Oakdale is incredibly disappointed that the Care Quality Commission (CQC) has rated Kingfisher Court as Inadequate. Whilst we were aware of issues in the home and were working to address them at the time of the inspection, the inspectors’ findings have hit Oakdale to the core. We send our sincere apologies to the residents of the home for the decrease in service standards at the care home.
Oakdale prides itself in the high-quality care it provides. Having previously been rated as an outstanding care home, we cherished Kingfisher Court as an example of the type of care that we expect to be delivered in Oakdale’s homes. All our teams have therefore reflected deeply on the CQC’s findings and the reasons for the reduction in quality, looking to make immediate improvements and prevent such issues in the future.
At Oakdale, we champion staff empowerment, and in so doing have always given the management of our care homes a good level of autonomy. Having identified some challenges in Kingfisher Court, prior to the inspection, Oakdale began to closely support the management team to deal with issues they were facing. On reflection following the inspection, it is clear that stronger processes and governance procedures are required to sustain the Oakdale “touch” that enabled us to achieve an outstanding rating in the first place.
Three months have passed since the inspection in June and significant improvement plans have been well progressed. A number of individuals in place at the time of the inspection have since left the Kingfisher Court team, including the Home Manager. We have reinstated the Home Manager who achieved the Outstanding Rating for Kingfisher Court in 2018, to oversee the improvement plan.
This has revitalised the positive staff culture in the home and the team have responded extremely well to the changes we are implementing.
It has been testimony to the commitment of the staff, many of whom have been with the home since it opened, that moral, atmosphere and process management have been quickly restored. Recent dialogue with the CQC and the Notts Council Adult Safeguarding team has been positive and constructive. Oakdale is keen to accept the regulator’s offer of a lessons learned shared analysis that can be used by ourselves and other providers for future reference.
We have communicated directly with our residents and relatives over this and wish to thank all those who have continued to support Kingfisher Court and who have become part of a wider family and friendship group that we value so much as an expression of our culture and ethos.
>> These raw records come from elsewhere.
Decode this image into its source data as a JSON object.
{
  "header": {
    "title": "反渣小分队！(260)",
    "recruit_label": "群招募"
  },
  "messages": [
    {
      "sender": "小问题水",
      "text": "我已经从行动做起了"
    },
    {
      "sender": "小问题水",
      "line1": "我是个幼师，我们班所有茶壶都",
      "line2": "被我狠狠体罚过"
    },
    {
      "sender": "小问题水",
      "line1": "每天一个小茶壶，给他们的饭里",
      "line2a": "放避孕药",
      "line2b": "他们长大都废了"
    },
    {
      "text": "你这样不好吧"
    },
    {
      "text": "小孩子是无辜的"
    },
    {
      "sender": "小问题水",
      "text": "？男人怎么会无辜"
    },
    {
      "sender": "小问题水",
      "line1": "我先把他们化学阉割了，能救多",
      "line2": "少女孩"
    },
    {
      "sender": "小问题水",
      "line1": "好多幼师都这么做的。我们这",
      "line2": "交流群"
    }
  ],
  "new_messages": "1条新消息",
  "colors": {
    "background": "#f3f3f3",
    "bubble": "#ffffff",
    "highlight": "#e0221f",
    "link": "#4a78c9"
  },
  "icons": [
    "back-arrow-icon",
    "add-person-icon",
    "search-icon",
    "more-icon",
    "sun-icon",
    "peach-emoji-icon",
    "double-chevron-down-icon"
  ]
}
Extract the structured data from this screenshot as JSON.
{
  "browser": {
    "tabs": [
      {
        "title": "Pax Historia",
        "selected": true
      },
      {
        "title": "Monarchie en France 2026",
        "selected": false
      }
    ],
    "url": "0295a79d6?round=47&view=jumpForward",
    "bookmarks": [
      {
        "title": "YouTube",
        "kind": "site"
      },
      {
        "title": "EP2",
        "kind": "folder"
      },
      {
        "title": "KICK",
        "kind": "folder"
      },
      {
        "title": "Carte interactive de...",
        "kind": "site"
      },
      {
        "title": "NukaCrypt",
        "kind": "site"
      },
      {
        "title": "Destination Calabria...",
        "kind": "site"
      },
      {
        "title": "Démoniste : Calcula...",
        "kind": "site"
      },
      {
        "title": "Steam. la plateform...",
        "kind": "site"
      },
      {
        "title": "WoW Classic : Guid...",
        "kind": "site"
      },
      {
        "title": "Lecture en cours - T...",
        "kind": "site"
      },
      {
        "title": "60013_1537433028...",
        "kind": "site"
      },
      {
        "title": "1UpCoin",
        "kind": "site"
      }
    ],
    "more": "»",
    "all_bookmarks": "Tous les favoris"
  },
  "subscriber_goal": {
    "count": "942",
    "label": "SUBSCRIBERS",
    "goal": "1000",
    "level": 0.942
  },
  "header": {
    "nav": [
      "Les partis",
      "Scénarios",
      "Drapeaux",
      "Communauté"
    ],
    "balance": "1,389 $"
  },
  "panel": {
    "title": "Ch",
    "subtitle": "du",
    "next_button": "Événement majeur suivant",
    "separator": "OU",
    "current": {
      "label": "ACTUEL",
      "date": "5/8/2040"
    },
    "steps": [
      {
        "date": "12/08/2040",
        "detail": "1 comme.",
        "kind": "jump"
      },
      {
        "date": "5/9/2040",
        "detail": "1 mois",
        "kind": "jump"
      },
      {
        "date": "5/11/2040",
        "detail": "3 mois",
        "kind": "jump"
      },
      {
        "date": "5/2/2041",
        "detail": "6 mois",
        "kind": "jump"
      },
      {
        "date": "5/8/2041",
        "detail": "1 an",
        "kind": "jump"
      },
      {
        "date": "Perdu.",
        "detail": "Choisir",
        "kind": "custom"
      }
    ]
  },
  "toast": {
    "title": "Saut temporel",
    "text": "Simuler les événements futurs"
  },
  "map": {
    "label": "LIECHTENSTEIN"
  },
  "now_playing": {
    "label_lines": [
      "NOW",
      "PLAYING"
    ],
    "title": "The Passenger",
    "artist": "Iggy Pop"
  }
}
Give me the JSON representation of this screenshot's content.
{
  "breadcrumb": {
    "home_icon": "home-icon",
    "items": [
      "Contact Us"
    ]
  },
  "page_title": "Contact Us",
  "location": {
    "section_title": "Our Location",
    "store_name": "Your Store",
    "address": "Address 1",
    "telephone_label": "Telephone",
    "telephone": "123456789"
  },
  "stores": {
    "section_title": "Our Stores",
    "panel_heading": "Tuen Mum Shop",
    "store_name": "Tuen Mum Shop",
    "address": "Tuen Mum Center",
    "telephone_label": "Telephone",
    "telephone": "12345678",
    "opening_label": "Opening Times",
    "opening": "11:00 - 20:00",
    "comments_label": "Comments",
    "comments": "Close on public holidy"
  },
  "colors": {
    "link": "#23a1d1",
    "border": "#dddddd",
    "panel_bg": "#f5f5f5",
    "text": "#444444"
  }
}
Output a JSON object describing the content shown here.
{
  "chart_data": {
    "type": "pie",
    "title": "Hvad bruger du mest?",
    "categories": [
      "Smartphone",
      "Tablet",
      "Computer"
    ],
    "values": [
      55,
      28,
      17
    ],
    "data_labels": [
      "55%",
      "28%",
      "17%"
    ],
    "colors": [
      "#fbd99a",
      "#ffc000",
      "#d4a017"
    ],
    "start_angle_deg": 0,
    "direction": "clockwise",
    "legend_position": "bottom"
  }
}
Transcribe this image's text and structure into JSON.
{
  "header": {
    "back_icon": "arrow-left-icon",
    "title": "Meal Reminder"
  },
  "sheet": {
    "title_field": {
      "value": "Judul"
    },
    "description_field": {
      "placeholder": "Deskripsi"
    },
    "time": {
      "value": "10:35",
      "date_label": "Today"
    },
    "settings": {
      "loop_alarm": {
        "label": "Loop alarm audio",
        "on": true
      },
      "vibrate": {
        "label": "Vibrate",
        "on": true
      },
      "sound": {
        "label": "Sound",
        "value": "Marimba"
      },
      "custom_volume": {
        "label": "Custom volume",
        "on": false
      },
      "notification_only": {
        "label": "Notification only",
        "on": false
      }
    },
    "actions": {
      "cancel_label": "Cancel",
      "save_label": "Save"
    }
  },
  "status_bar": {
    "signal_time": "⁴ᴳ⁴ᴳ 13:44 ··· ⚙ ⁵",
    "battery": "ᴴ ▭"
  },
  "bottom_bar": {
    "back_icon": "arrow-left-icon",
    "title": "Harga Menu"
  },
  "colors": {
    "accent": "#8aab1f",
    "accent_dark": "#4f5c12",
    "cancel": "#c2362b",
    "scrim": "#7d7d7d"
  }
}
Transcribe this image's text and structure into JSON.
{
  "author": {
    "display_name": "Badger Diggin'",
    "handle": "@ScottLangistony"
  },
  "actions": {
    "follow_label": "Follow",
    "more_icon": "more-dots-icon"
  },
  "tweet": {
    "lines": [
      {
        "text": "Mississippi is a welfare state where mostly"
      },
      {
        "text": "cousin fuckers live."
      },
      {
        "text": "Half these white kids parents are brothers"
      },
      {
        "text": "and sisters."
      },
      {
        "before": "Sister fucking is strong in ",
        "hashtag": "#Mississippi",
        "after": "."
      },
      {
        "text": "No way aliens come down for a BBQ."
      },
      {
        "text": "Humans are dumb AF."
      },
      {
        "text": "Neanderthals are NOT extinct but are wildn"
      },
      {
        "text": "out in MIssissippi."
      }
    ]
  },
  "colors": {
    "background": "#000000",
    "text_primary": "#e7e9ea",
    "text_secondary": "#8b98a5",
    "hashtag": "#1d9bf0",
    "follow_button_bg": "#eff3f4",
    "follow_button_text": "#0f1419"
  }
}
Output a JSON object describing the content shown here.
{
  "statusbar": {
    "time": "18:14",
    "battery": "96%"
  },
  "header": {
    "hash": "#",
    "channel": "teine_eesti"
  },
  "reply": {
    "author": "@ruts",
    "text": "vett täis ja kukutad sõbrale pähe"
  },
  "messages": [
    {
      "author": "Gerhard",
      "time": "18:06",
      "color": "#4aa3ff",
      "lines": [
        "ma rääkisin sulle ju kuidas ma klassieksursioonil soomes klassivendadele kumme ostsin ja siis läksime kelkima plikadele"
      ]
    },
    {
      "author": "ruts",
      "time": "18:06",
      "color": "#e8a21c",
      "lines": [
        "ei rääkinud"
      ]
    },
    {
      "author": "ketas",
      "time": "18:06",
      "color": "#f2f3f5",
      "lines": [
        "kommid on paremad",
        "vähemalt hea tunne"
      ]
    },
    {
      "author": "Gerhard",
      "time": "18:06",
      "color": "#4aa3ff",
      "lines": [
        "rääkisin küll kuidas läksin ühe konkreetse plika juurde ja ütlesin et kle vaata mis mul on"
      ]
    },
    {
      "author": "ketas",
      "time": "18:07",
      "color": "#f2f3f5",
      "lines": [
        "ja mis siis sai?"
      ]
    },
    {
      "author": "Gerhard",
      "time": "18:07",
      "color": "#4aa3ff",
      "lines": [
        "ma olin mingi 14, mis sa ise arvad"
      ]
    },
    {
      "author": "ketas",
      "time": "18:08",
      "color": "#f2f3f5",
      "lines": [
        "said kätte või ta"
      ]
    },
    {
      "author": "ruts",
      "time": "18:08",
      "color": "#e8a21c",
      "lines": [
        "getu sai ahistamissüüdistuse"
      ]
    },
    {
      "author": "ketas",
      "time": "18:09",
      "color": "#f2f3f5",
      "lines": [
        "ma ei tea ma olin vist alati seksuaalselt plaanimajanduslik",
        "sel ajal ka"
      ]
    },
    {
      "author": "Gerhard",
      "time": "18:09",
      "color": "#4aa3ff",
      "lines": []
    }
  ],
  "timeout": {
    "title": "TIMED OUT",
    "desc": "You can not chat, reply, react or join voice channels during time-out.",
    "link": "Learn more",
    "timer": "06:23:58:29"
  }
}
To them we have said sorry, for letting them down in this way. In the meantime, we continue to work hard to ensure that we fully recover from this position and look forward to embedding what we have learnt from this tough but valuable lesson.